REQUIREMENT:
Scan the records and identify every line in which the string "JSON" occurs, then return those lines.

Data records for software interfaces

%%

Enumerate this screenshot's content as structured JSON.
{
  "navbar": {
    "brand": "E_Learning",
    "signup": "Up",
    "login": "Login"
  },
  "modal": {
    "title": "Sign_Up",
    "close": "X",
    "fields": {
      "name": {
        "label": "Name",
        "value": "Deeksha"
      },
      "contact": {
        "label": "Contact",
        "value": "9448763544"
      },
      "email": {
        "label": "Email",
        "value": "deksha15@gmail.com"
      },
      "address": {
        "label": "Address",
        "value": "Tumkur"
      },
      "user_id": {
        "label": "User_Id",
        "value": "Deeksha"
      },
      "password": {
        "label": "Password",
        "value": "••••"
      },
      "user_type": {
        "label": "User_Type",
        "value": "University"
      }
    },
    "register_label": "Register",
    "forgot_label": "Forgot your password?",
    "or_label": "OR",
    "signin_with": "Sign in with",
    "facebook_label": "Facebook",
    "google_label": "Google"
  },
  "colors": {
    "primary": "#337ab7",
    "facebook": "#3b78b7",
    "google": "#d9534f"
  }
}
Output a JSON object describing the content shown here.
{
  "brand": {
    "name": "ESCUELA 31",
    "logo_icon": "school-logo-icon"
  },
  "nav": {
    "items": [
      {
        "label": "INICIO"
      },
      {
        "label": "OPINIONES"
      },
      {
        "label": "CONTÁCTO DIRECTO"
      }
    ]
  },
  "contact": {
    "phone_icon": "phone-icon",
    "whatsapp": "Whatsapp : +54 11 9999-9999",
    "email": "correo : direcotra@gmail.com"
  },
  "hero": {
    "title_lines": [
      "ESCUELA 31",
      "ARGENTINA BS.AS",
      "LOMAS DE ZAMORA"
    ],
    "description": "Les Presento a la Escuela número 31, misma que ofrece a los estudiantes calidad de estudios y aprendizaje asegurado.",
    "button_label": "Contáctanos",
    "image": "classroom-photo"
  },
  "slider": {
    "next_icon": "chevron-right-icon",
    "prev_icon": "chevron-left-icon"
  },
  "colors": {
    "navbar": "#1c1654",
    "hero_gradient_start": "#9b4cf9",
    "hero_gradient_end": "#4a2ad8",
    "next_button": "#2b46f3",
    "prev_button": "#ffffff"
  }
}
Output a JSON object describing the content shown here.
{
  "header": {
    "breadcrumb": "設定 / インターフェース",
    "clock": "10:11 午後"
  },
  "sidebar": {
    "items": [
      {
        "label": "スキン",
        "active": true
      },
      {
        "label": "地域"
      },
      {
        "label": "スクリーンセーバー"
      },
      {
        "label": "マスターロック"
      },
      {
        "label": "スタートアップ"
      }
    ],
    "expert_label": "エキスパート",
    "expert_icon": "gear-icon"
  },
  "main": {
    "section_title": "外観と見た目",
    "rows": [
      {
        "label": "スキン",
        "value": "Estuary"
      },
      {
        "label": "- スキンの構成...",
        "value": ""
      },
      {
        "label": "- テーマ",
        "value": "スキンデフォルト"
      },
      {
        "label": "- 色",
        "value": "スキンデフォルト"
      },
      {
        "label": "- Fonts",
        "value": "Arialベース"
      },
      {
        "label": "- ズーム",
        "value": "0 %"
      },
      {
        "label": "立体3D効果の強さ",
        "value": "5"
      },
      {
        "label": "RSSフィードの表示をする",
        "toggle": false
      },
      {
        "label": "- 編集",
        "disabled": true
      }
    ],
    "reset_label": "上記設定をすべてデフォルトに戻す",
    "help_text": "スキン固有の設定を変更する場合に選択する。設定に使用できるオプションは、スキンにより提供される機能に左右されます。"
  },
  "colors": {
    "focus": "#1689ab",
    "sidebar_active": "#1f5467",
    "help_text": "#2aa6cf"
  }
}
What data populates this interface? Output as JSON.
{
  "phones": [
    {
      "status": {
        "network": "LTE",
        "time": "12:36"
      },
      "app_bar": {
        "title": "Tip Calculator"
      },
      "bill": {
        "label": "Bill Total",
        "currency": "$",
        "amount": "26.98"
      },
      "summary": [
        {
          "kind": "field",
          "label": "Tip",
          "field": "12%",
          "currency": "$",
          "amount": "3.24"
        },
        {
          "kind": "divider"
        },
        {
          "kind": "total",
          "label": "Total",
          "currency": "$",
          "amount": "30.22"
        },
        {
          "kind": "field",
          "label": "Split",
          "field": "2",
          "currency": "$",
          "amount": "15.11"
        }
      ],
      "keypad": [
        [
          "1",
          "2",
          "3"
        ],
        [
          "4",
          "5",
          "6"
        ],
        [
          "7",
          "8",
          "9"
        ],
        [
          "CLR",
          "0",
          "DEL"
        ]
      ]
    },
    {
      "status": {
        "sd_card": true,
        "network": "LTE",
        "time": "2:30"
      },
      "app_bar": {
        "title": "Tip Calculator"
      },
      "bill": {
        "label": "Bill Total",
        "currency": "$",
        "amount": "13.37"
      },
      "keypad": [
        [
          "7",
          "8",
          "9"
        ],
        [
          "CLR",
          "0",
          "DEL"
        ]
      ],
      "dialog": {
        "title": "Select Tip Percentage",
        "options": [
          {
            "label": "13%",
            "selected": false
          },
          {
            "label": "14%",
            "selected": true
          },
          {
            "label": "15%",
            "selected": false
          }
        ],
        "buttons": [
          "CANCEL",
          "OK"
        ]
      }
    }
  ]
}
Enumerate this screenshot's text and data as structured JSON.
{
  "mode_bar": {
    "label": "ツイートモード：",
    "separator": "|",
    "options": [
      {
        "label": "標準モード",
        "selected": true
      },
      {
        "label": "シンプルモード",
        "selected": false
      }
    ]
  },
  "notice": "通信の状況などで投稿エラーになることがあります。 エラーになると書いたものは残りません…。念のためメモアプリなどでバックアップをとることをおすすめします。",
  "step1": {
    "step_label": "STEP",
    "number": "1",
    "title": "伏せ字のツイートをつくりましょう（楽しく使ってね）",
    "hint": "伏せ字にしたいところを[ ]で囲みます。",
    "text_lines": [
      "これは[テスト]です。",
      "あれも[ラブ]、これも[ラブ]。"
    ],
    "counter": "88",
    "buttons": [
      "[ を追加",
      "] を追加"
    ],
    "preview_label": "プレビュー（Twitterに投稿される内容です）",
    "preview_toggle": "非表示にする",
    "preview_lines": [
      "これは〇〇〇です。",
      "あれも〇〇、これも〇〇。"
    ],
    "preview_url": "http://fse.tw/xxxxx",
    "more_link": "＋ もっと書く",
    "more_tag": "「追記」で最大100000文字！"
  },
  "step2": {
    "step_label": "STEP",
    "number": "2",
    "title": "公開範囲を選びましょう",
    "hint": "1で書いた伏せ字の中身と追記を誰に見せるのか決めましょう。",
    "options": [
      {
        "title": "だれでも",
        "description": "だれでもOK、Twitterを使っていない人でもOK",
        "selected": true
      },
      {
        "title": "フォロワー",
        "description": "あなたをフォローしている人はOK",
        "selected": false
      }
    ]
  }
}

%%

ANSWER TO THE PROBLEM:
Enumerate this screenshot's content as structured JSON.
Output a JSON object describing the content shown here.
Output a JSON object describing the content shown here.
What data populates this interface? Output as JSON.
Enumerate this screenshot's text and data as structured JSON.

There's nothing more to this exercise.